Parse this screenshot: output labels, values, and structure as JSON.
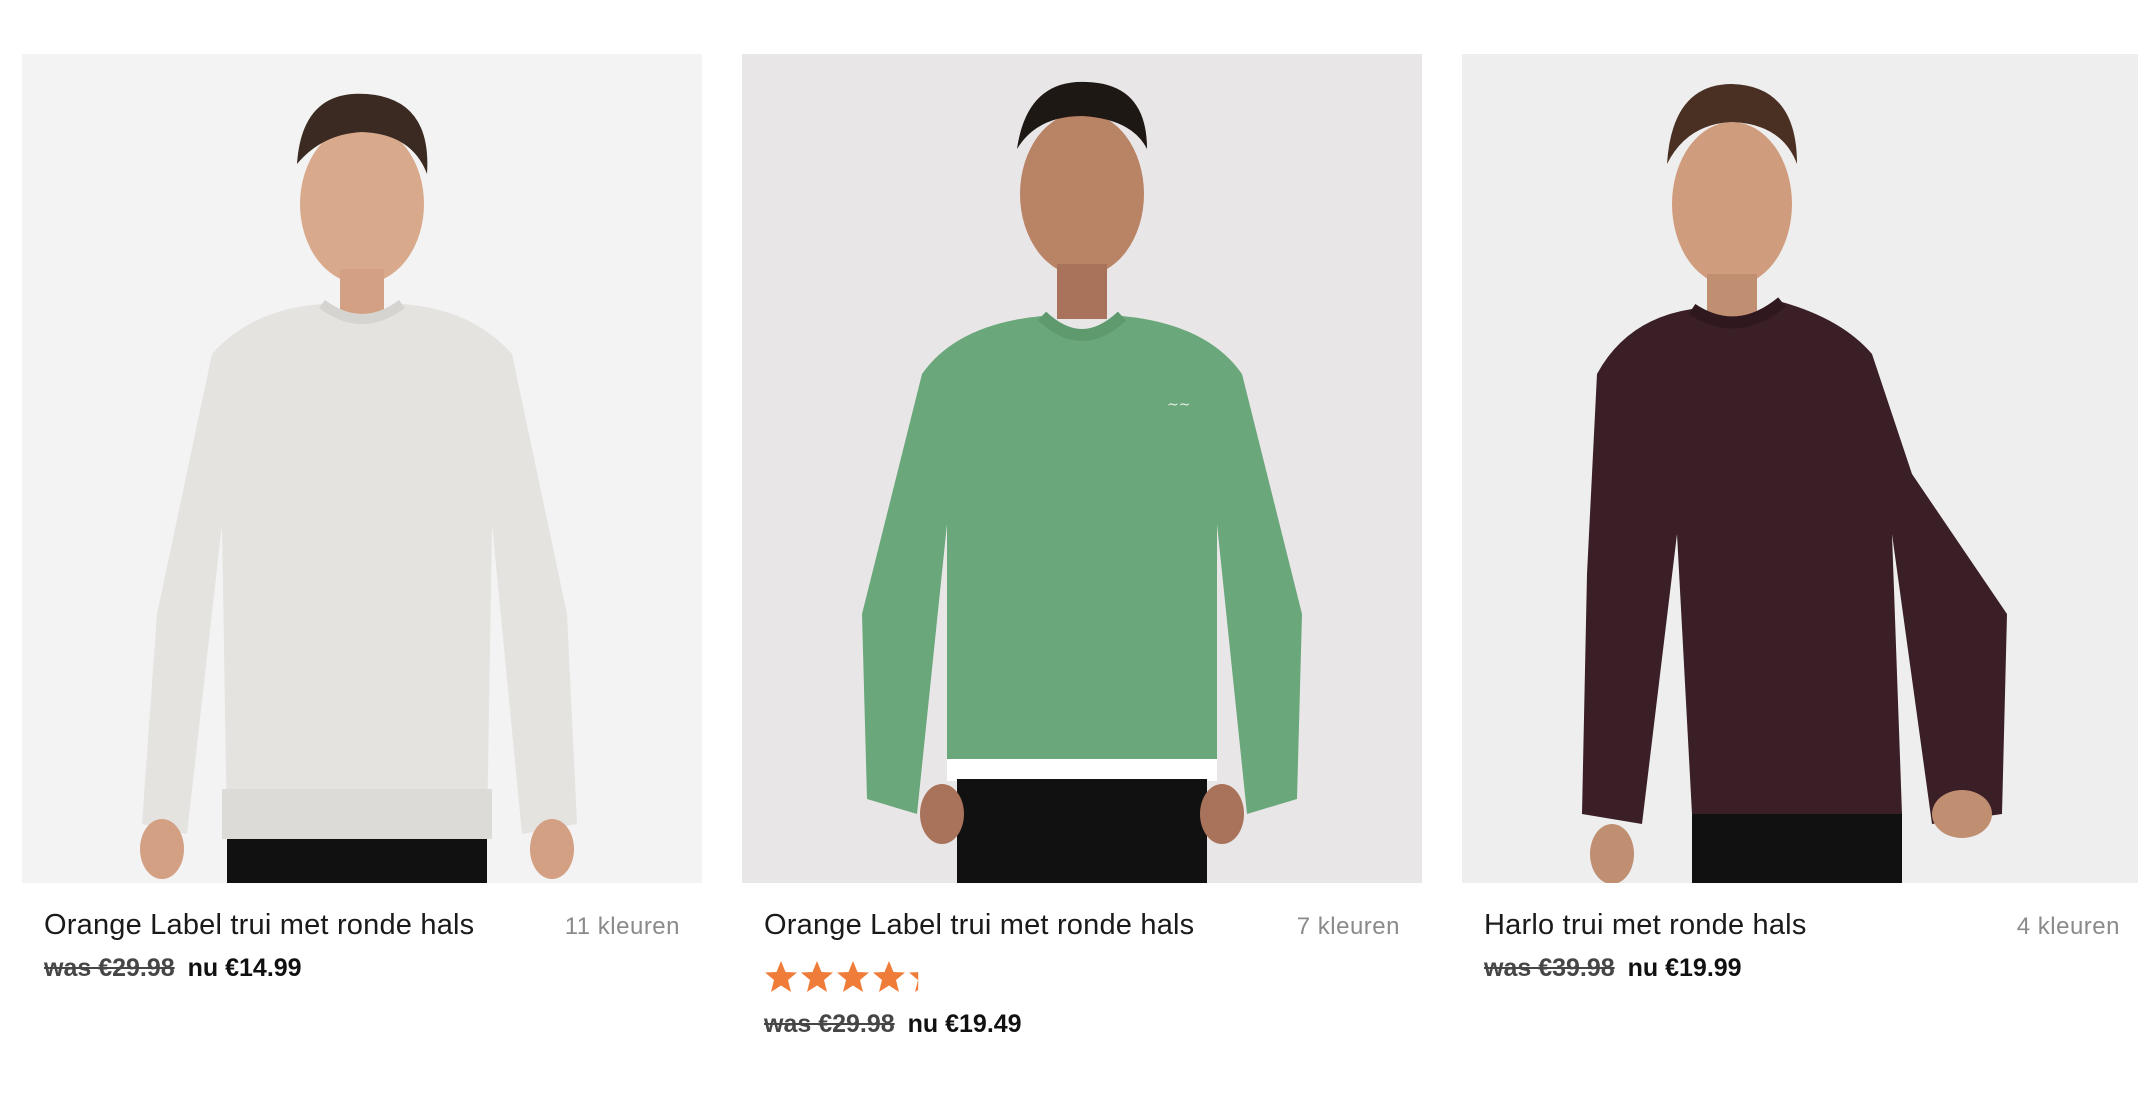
{
  "products": [
    {
      "name": "Orange Label trui met ronde hals",
      "colours": "11 kleuren",
      "price_was": "was €29.98",
      "price_now": "nu €14.99",
      "image_alt": "",
      "sweater_color": "#e4e3e0",
      "background_color": "#f3f3f3"
    },
    {
      "name": "Orange Label trui met ronde hals",
      "colours": "7 kleuren",
      "rating": 4.3,
      "rating_max": 5,
      "price_was": "was €29.98",
      "price_now": "nu €19.49",
      "sweater_color": "#6aa77a",
      "background_color": "#e9e6e7",
      "star_color": "#f07c3a"
    },
    {
      "name": "Harlo trui met ronde hals",
      "colours": "4 kleuren",
      "price_was": "was €39.98",
      "price_now": "nu €19.99",
      "sweater_color": "#3a1f26",
      "background_color": "#eeeeee"
    }
  ]
}
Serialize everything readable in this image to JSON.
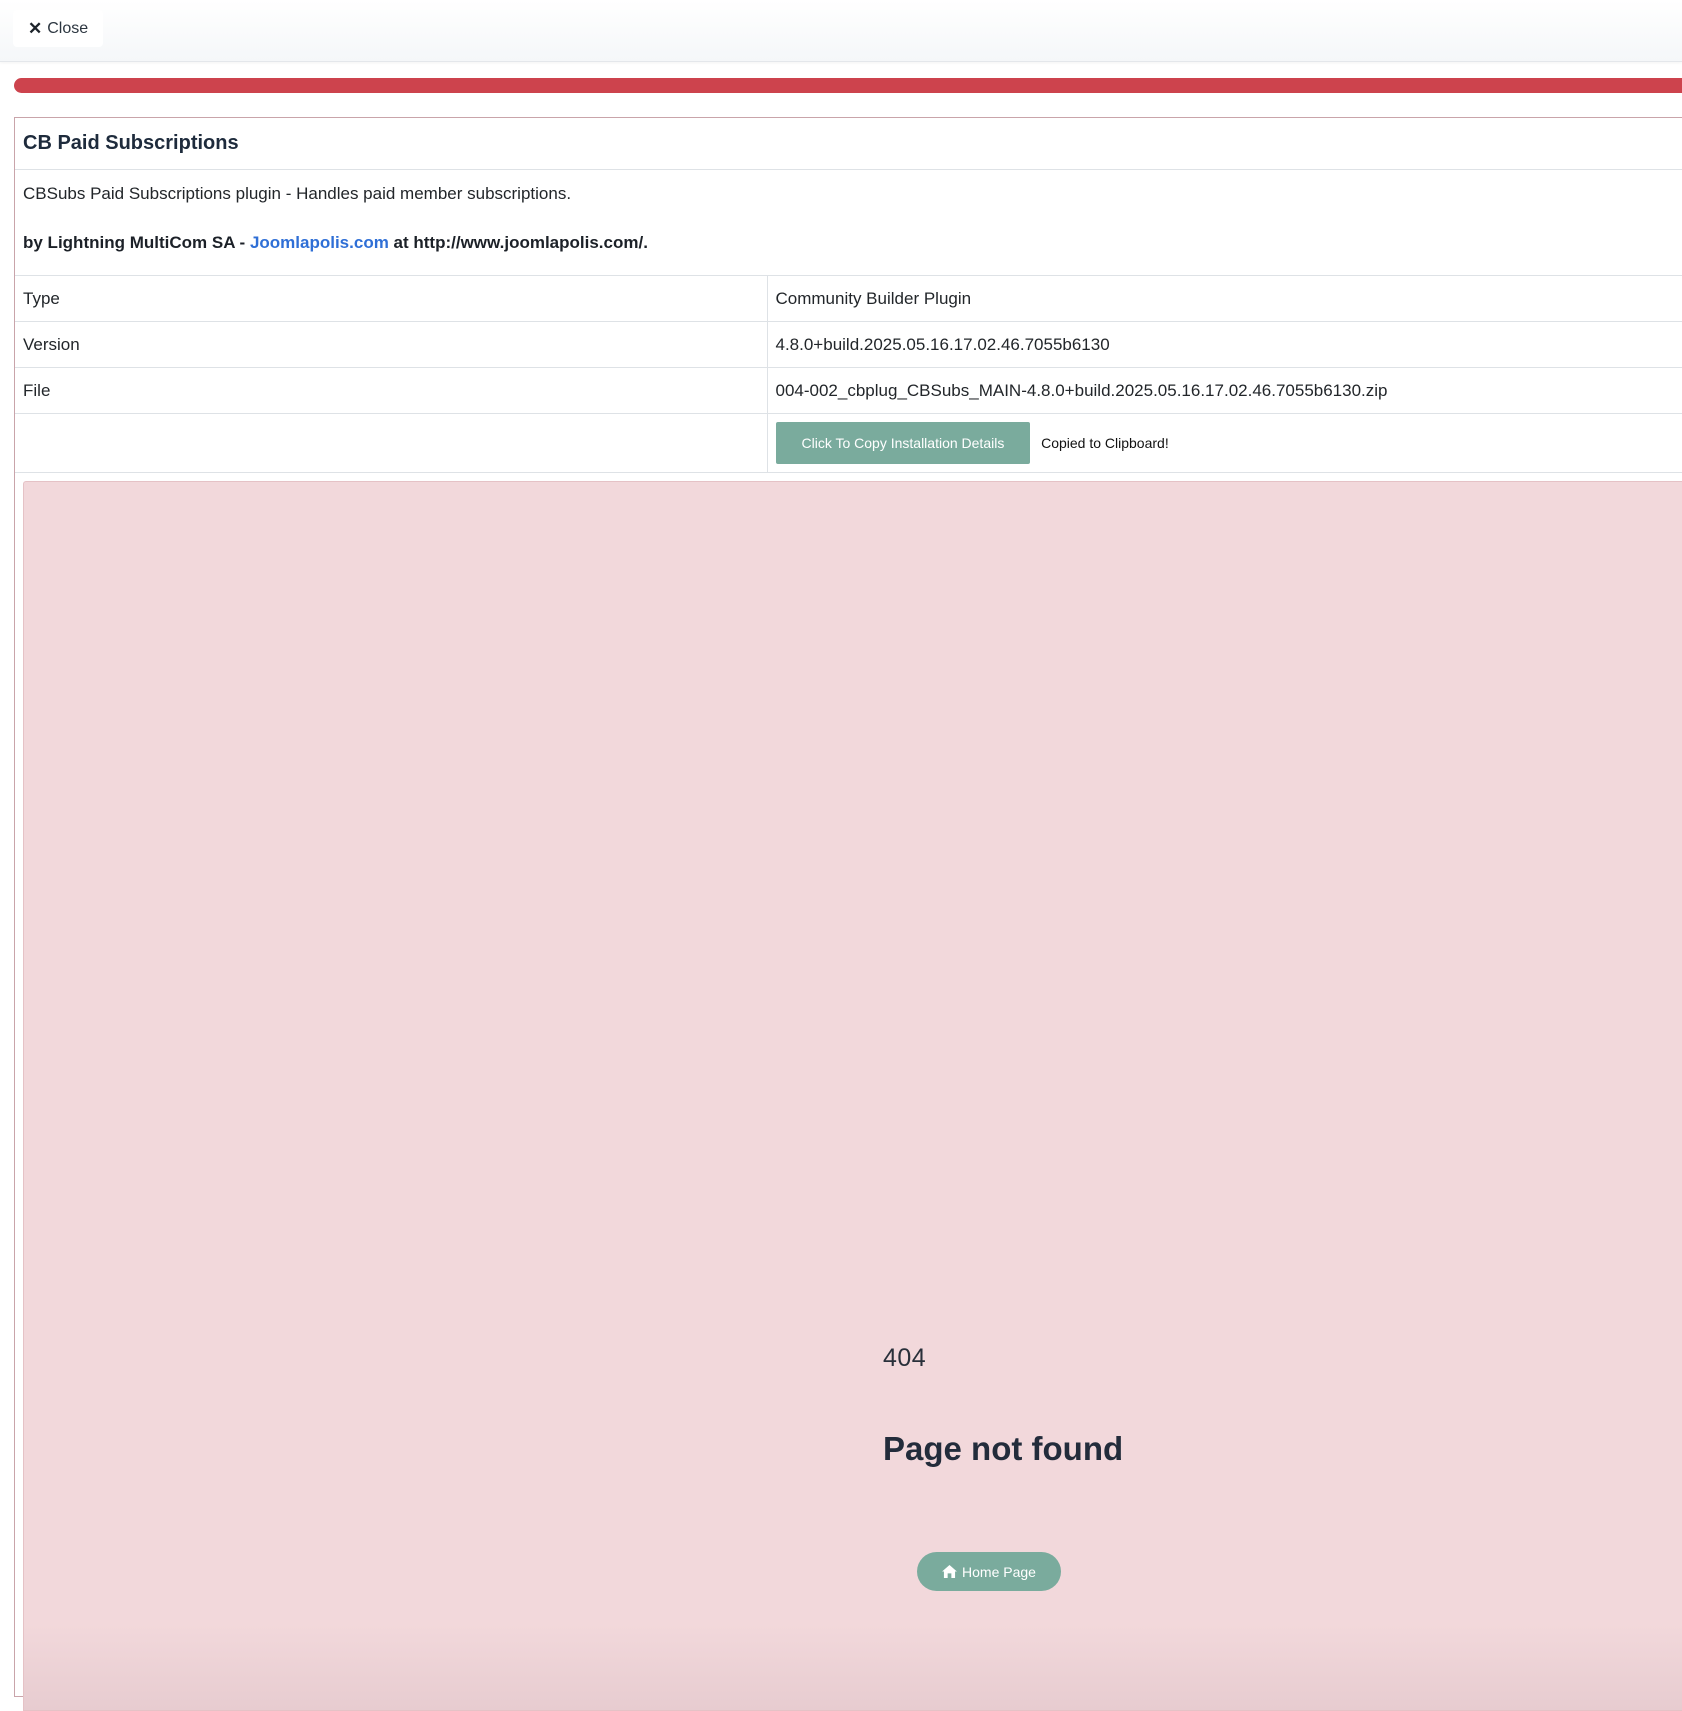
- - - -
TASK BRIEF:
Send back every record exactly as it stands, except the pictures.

OUTPUT FOR THIS TASK:
Parse this screenshot: output labels, values, and structure as JSON.
{
  "products": [
    {
      "name": "Orange Label trui met ronde hals",
      "colours": "11 kleuren",
      "price_was": "was €29.98",
      "price_now": "nu €14.99",
      "image_alt": "",
      "sweater_color": "#e4e3e0",
      "background_color": "#f3f3f3"
    },
    {
      "name": "Orange Label trui met ronde hals",
      "colours": "7 kleuren",
      "rating": 4.3,
      "rating_max": 5,
      "price_was": "was €29.98",
      "price_now": "nu €19.49",
      "sweater_color": "#6aa77a",
      "background_color": "#e9e6e7",
      "star_color": "#f07c3a"
    },
    {
      "name": "Harlo trui met ronde hals",
      "colours": "4 kleuren",
      "price_was": "was €39.98",
      "price_now": "nu €19.99",
      "sweater_color": "#3a1f26",
      "background_color": "#eeeeee"
    }
  ]
}
Serialize everything readable in this image to JSON.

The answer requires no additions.